The condominiums that were allowed to be built sold fast. From the moment the floor plans became available the famous and rich scooped them up, sometimes buying up to five units to combine, paying up to $6,000 a square foot. The rush to purchase was so great that the buyers couldn’t actually view their apartments in person. Questions were met with a take-it-or-leave-it attitude, forcing brokers to go outside and try to figure it out for themselves.
While the would-be residents waited and fantasized over the designs of their future residences, El-Ad took on part two of the conversion: building a 39,000-square-foot mall in the basement and filling the space with big-named luxury brands.
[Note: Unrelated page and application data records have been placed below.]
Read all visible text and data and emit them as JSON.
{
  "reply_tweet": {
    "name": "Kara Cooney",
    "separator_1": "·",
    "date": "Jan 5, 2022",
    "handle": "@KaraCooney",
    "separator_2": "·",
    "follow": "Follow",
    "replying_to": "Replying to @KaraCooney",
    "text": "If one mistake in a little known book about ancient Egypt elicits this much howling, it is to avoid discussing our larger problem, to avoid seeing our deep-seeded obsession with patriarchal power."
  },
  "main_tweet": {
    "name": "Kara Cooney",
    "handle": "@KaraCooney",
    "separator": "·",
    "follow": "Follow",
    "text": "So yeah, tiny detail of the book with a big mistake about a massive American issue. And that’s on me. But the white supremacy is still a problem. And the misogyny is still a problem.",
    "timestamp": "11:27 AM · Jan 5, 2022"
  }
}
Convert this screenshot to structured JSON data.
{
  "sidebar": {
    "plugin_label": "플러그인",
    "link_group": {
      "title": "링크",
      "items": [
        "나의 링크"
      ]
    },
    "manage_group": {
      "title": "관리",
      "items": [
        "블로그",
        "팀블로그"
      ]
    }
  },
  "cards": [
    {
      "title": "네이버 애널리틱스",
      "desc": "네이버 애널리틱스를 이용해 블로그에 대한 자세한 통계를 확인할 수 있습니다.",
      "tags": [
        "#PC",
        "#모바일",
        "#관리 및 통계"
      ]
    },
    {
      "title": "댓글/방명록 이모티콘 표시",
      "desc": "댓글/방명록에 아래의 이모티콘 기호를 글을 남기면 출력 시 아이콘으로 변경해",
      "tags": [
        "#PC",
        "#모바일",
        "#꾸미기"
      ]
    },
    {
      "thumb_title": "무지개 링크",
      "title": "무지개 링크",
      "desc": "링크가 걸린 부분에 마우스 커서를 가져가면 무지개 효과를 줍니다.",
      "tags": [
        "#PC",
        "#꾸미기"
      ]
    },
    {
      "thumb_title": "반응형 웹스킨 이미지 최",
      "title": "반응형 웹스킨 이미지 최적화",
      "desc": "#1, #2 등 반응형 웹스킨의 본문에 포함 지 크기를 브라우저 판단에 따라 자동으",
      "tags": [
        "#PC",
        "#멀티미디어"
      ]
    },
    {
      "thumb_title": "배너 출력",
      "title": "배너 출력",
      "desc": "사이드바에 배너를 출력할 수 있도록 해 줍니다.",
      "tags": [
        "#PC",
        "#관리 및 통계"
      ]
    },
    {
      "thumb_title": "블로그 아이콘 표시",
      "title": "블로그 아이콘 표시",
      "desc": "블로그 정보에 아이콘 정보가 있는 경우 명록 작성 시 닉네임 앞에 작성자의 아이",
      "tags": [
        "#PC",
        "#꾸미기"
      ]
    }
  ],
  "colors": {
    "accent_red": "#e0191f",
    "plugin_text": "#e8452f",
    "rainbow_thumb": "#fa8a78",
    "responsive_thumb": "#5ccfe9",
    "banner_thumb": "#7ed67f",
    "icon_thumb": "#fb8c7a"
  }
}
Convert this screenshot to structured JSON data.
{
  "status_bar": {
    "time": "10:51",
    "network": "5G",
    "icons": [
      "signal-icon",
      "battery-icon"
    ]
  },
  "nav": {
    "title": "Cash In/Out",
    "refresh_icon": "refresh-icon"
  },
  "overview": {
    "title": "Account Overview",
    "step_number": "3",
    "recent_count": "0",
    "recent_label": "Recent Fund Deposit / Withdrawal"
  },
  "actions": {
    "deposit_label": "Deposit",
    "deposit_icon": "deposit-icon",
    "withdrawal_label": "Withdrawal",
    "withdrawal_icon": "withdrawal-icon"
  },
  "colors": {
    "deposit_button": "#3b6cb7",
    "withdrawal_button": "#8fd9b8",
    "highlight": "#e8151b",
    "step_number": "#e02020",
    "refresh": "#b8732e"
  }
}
What El-Ad failed to take in to account is that brands such as Gucci, Prada, and Louis Vuitton already had established presences on Madison and Fifth Avenues, which made opening new locations almost worthless.
Instead of choosing a well-known designer to design the inside, Tshuva chose his daughter who had never worked on such a large project before. The hotel virgin teamed up with firm Costas Kandylis, which specializes in residential towers. The project quickly became a nightmare, with many unexpected setbacks. Walkouts and lawsuits started mounting up with many fingers pointed at El-Ad.
Although a handful or residents are happy with their current living conditions at the Plaza, most are left complaining. El-Ad seems to have taken shortcuts leaving residents feeling as if they’ve been cheated. Naftali reputation is quickly disintegrating. Now, 30 apartments in the plaza are back on the market, including Hilfiger’s corner “dome” apartment and Friedrich’s “Astor Suite.” In the end, maybe some of the complaining is overstated, but El-Ad’s biggest mistake is forgetting that New Yorkers usually always get their way.